Exercise — Set the records down again exactly, apart from any pictures in them.

Data supplied —

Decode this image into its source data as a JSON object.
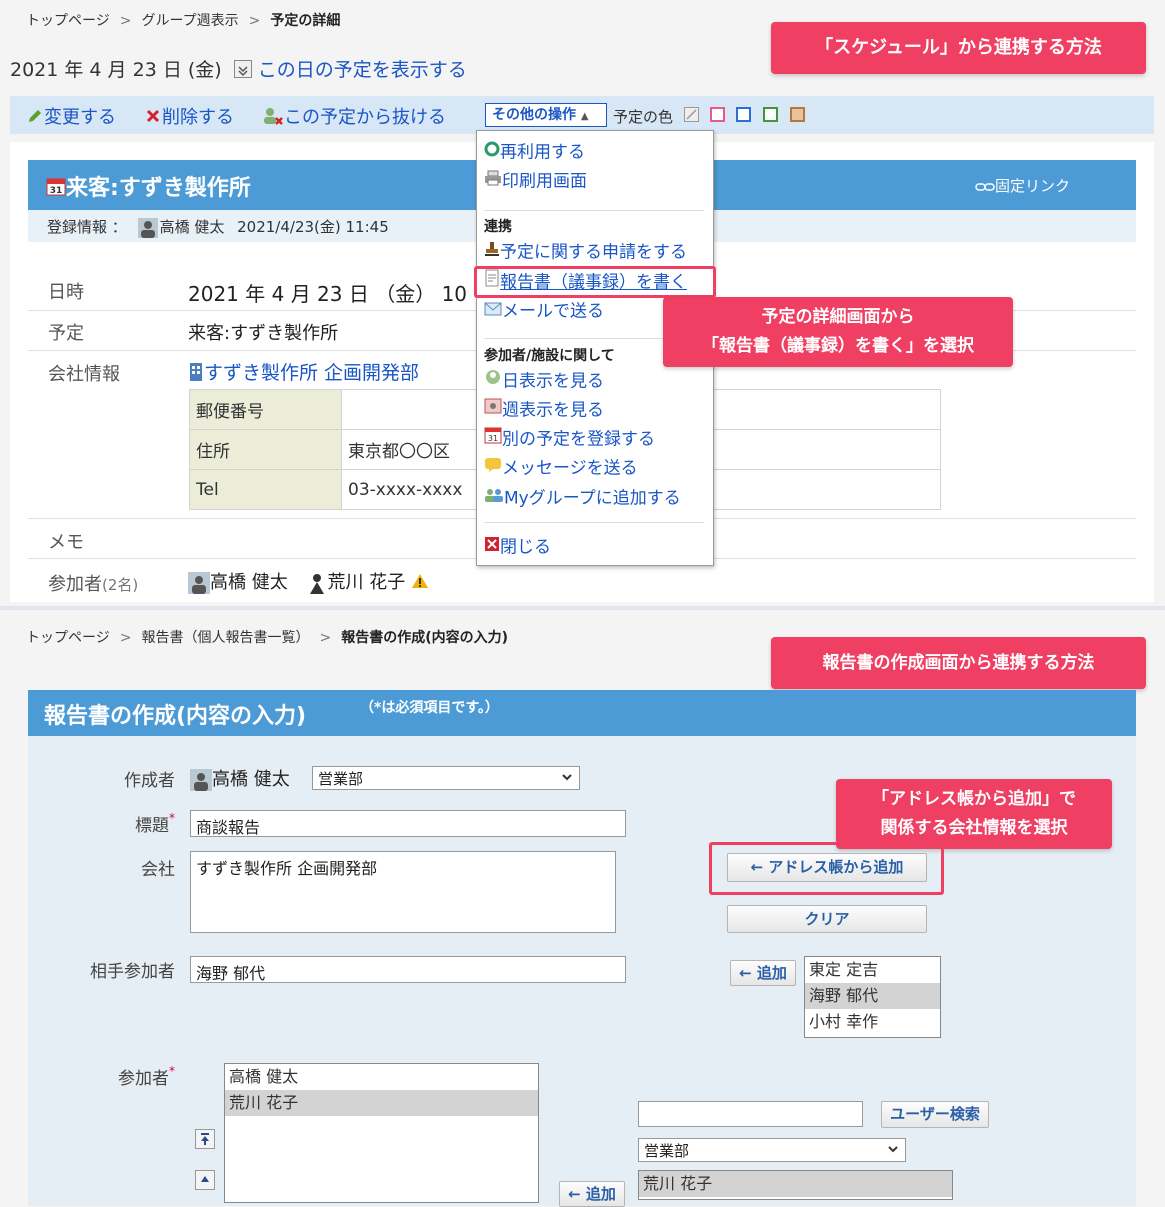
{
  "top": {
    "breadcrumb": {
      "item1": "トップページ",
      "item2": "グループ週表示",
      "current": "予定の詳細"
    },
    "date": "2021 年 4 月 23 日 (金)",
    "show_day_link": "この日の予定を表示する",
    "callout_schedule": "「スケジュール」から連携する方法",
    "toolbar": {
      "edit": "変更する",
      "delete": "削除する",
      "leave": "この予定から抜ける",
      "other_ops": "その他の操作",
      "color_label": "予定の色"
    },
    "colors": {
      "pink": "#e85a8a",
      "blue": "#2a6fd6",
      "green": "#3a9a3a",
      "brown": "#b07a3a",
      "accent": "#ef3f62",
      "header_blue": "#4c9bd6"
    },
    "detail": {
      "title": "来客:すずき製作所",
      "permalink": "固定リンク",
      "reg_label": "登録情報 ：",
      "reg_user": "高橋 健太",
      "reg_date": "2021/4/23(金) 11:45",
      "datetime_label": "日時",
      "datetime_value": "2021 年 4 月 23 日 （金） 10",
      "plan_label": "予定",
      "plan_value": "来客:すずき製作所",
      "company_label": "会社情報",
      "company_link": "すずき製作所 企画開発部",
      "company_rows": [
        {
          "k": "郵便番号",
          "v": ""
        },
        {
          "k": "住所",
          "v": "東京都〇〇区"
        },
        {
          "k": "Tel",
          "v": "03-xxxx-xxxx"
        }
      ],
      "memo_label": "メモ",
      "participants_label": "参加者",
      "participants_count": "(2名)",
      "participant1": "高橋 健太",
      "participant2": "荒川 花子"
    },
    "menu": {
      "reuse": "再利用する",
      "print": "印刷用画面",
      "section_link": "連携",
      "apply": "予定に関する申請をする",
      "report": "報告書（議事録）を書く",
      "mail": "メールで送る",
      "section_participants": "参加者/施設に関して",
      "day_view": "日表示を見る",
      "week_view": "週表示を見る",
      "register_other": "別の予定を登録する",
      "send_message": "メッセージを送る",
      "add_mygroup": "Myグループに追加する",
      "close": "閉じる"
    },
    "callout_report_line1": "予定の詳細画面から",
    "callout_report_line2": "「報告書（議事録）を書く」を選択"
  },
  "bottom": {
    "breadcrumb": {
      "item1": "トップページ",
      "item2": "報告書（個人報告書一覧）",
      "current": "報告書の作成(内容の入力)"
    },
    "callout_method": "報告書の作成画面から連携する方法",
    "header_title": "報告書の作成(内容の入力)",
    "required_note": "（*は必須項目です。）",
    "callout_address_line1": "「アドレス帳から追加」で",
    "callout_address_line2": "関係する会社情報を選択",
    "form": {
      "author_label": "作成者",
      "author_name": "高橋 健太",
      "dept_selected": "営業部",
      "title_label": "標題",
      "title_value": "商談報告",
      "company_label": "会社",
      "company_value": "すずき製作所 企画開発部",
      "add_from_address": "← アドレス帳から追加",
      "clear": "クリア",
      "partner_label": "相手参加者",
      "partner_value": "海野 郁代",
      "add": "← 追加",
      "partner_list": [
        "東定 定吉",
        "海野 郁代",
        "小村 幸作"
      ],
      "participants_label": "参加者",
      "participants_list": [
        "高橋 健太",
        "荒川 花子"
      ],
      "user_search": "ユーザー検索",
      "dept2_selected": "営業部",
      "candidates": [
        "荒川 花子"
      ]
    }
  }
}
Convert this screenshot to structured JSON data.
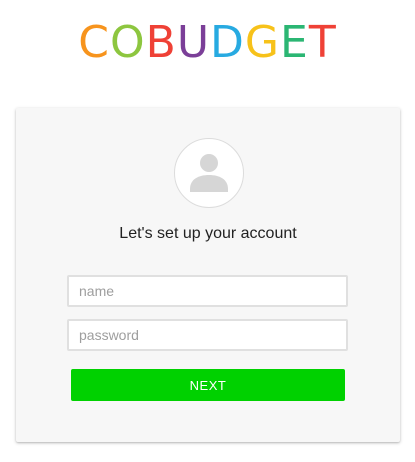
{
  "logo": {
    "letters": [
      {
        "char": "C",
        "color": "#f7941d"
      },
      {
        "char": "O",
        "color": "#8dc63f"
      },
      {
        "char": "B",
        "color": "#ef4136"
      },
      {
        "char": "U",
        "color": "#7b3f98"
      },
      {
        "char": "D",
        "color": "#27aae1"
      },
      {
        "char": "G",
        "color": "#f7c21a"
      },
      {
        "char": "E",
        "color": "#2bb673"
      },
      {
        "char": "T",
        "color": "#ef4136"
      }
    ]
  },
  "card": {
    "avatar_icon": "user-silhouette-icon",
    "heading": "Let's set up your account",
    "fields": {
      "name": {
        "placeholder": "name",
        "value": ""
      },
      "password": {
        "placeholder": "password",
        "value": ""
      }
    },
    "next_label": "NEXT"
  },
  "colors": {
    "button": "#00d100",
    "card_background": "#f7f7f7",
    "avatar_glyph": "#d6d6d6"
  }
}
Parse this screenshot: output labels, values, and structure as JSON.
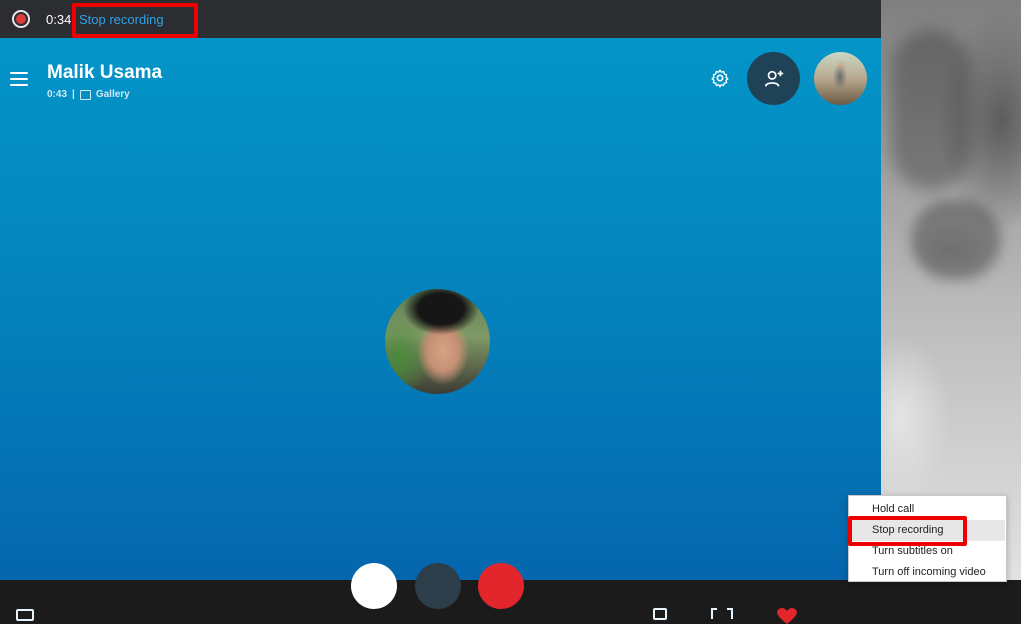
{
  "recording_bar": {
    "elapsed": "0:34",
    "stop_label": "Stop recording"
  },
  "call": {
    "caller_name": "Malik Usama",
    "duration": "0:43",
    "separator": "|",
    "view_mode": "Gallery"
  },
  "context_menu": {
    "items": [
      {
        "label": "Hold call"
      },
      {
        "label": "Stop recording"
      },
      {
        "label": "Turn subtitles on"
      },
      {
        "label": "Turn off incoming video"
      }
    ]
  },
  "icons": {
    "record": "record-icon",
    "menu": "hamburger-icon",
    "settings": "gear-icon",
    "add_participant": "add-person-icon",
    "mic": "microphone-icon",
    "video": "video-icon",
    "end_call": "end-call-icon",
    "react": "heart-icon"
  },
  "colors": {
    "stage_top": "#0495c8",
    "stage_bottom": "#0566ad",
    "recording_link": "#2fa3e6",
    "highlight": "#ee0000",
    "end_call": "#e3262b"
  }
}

Exercise result —
Decode this image into its source data as a JSON object.
{
  "top": {
    "breadcrumb": {
      "item1": "トップページ",
      "item2": "グループ週表示",
      "current": "予定の詳細"
    },
    "date": "2021 年 4 月 23 日 (金)",
    "show_day_link": "この日の予定を表示する",
    "callout_schedule": "「スケジュール」から連携する方法",
    "toolbar": {
      "edit": "変更する",
      "delete": "削除する",
      "leave": "この予定から抜ける",
      "other_ops": "その他の操作",
      "color_label": "予定の色"
    },
    "colors": {
      "pink": "#e85a8a",
      "blue": "#2a6fd6",
      "green": "#3a9a3a",
      "brown": "#b07a3a",
      "accent": "#ef3f62",
      "header_blue": "#4c9bd6"
    },
    "detail": {
      "title": "来客:すずき製作所",
      "permalink": "固定リンク",
      "reg_label": "登録情報 ：",
      "reg_user": "高橋 健太",
      "reg_date": "2021/4/23(金) 11:45",
      "datetime_label": "日時",
      "datetime_value": "2021 年 4 月 23 日 （金） 10",
      "plan_label": "予定",
      "plan_value": "来客:すずき製作所",
      "company_label": "会社情報",
      "company_link": "すずき製作所 企画開発部",
      "company_rows": [
        {
          "k": "郵便番号",
          "v": ""
        },
        {
          "k": "住所",
          "v": "東京都〇〇区"
        },
        {
          "k": "Tel",
          "v": "03-xxxx-xxxx"
        }
      ],
      "memo_label": "メモ",
      "participants_label": "参加者",
      "participants_count": "(2名)",
      "participant1": "高橋 健太",
      "participant2": "荒川 花子"
    },
    "menu": {
      "reuse": "再利用する",
      "print": "印刷用画面",
      "section_link": "連携",
      "apply": "予定に関する申請をする",
      "report": "報告書（議事録）を書く",
      "mail": "メールで送る",
      "section_participants": "参加者/施設に関して",
      "day_view": "日表示を見る",
      "week_view": "週表示を見る",
      "register_other": "別の予定を登録する",
      "send_message": "メッセージを送る",
      "add_mygroup": "Myグループに追加する",
      "close": "閉じる"
    },
    "callout_report_line1": "予定の詳細画面から",
    "callout_report_line2": "「報告書（議事録）を書く」を選択"
  },
  "bottom": {
    "breadcrumb": {
      "item1": "トップページ",
      "item2": "報告書（個人報告書一覧）",
      "current": "報告書の作成(内容の入力)"
    },
    "callout_method": "報告書の作成画面から連携する方法",
    "header_title": "報告書の作成(内容の入力)",
    "required_note": "（*は必須項目です。）",
    "callout_address_line1": "「アドレス帳から追加」で",
    "callout_address_line2": "関係する会社情報を選択",
    "form": {
      "author_label": "作成者",
      "author_name": "高橋 健太",
      "dept_selected": "営業部",
      "title_label": "標題",
      "title_value": "商談報告",
      "company_label": "会社",
      "company_value": "すずき製作所 企画開発部",
      "add_from_address": "← アドレス帳から追加",
      "clear": "クリア",
      "partner_label": "相手参加者",
      "partner_value": "海野 郁代",
      "add": "← 追加",
      "partner_list": [
        "東定 定吉",
        "海野 郁代",
        "小村 幸作"
      ],
      "participants_label": "参加者",
      "participants_list": [
        "高橋 健太",
        "荒川 花子"
      ],
      "user_search": "ユーザー検索",
      "dept2_selected": "営業部",
      "candidates": [
        "荒川 花子"
      ]
    }
  }
}
Convert this screenshot to structured JSON data.
{
  "logo": {
    "letters": [
      {
        "char": "C",
        "color": "#f7941d"
      },
      {
        "char": "O",
        "color": "#8dc63f"
      },
      {
        "char": "B",
        "color": "#ef4136"
      },
      {
        "char": "U",
        "color": "#7b3f98"
      },
      {
        "char": "D",
        "color": "#27aae1"
      },
      {
        "char": "G",
        "color": "#f7c21a"
      },
      {
        "char": "E",
        "color": "#2bb673"
      },
      {
        "char": "T",
        "color": "#ef4136"
      }
    ]
  },
  "card": {
    "avatar_icon": "user-silhouette-icon",
    "heading": "Let's set up your account",
    "fields": {
      "name": {
        "placeholder": "name",
        "value": ""
      },
      "password": {
        "placeholder": "password",
        "value": ""
      }
    },
    "next_label": "NEXT"
  },
  "colors": {
    "button": "#00d100",
    "card_background": "#f7f7f7",
    "avatar_glyph": "#d6d6d6"
  }
}
Parse this screenshot: output labels, values, and structure as JSON.
{
  "recording_bar": {
    "elapsed": "0:34",
    "stop_label": "Stop recording"
  },
  "call": {
    "caller_name": "Malik Usama",
    "duration": "0:43",
    "separator": "|",
    "view_mode": "Gallery"
  },
  "context_menu": {
    "items": [
      {
        "label": "Hold call"
      },
      {
        "label": "Stop recording"
      },
      {
        "label": "Turn subtitles on"
      },
      {
        "label": "Turn off incoming video"
      }
    ]
  },
  "icons": {
    "record": "record-icon",
    "menu": "hamburger-icon",
    "settings": "gear-icon",
    "add_participant": "add-person-icon",
    "mic": "microphone-icon",
    "video": "video-icon",
    "end_call": "end-call-icon",
    "react": "heart-icon"
  },
  "colors": {
    "stage_top": "#0495c8",
    "stage_bottom": "#0566ad",
    "recording_link": "#2fa3e6",
    "highlight": "#ee0000",
    "end_call": "#e3262b"
  }
}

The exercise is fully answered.